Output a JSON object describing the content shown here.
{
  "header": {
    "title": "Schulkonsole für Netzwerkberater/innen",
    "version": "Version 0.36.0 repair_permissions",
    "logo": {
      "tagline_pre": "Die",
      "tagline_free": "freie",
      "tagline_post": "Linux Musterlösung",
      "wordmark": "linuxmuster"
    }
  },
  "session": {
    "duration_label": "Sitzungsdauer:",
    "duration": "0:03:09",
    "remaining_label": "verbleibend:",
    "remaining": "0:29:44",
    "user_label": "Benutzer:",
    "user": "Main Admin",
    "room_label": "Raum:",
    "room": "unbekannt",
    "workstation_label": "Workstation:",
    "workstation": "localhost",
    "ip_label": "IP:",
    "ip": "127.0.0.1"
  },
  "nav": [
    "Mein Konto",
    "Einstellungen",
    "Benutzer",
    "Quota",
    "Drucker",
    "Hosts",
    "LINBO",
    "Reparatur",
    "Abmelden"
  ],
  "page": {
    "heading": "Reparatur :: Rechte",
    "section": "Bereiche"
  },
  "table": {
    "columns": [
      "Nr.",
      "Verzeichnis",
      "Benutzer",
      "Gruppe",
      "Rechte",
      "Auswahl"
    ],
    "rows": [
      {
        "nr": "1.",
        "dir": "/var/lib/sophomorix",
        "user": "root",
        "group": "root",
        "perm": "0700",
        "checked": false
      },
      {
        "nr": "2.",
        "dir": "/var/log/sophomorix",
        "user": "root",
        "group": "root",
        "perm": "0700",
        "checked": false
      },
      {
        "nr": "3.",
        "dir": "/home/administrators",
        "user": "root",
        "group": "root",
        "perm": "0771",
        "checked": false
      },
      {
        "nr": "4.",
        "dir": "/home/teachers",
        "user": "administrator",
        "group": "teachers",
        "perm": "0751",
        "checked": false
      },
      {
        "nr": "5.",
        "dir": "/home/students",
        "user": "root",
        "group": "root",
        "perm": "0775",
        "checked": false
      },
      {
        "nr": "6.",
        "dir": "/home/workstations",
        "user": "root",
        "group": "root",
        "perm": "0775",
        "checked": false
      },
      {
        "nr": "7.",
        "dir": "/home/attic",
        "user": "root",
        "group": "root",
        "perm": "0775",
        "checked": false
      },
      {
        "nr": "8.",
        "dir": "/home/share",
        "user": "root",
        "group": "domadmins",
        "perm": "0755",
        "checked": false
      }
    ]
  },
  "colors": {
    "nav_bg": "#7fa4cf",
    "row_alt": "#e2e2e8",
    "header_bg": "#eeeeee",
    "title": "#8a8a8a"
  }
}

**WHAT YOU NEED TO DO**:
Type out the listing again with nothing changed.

**ANSWER SECTION**:
Output a JSON object describing the content shown here.
{
  "header": {
    "title": "Schulkonsole für Netzwerkberater/innen",
    "version": "Version 0.36.0 repair_permissions",
    "logo": {
      "tagline_pre": "Die",
      "tagline_free": "freie",
      "tagline_post": "Linux Musterlösung",
      "wordmark": "linuxmuster"
    }
  },
  "session": {
    "duration_label": "Sitzungsdauer:",
    "duration": "0:03:09",
    "remaining_label": "verbleibend:",
    "remaining": "0:29:44",
    "user_label": "Benutzer:",
    "user": "Main Admin",
    "room_label": "Raum:",
    "room": "unbekannt",
    "workstation_label": "Workstation:",
    "workstation": "localhost",
    "ip_label": "IP:",
    "ip": "127.0.0.1"
  },
  "nav": [
    "Mein Konto",
    "Einstellungen",
    "Benutzer",
    "Quota",
    "Drucker",
    "Hosts",
    "LINBO",
    "Reparatur",
    "Abmelden"
  ],
  "page": {
    "heading": "Reparatur :: Rechte",
    "section": "Bereiche"
  },
  "table": {
    "columns": [
      "Nr.",
      "Verzeichnis",
      "Benutzer",
      "Gruppe",
      "Rechte",
      "Auswahl"
    ],
    "rows": [
      {
        "nr": "1.",
        "dir": "/var/lib/sophomorix",
        "user": "root",
        "group": "root",
        "perm": "0700",
        "checked": false
      },
      {
        "nr": "2.",
        "dir": "/var/log/sophomorix",
        "user": "root",
        "group": "root",
        "perm": "0700",
        "checked": false
      },
      {
        "nr": "3.",
        "dir": "/home/administrators",
        "user": "root",
        "group": "root",
        "perm": "0771",
        "checked": false
      },
      {
        "nr": "4.",
        "dir": "/home/teachers",
        "user": "administrator",
        "group": "teachers",
        "perm": "0751",
        "checked": false
      },
      {
        "nr": "5.",
        "dir": "/home/students",
        "user": "root",
        "group": "root",
        "perm": "0775",
        "checked": false
      },
      {
        "nr": "6.",
        "dir": "/home/workstations",
        "user": "root",
        "group": "root",
        "perm": "0775",
        "checked": false
      },
      {
        "nr": "7.",
        "dir": "/home/attic",
        "user": "root",
        "group": "root",
        "perm": "0775",
        "checked": false
      },
      {
        "nr": "8.",
        "dir": "/home/share",
        "user": "root",
        "group": "domadmins",
        "perm": "0755",
        "checked": false
      }
    ]
  },
  "colors": {
    "nav_bg": "#7fa4cf",
    "row_alt": "#e2e2e8",
    "header_bg": "#eeeeee",
    "title": "#8a8a8a"
  }
}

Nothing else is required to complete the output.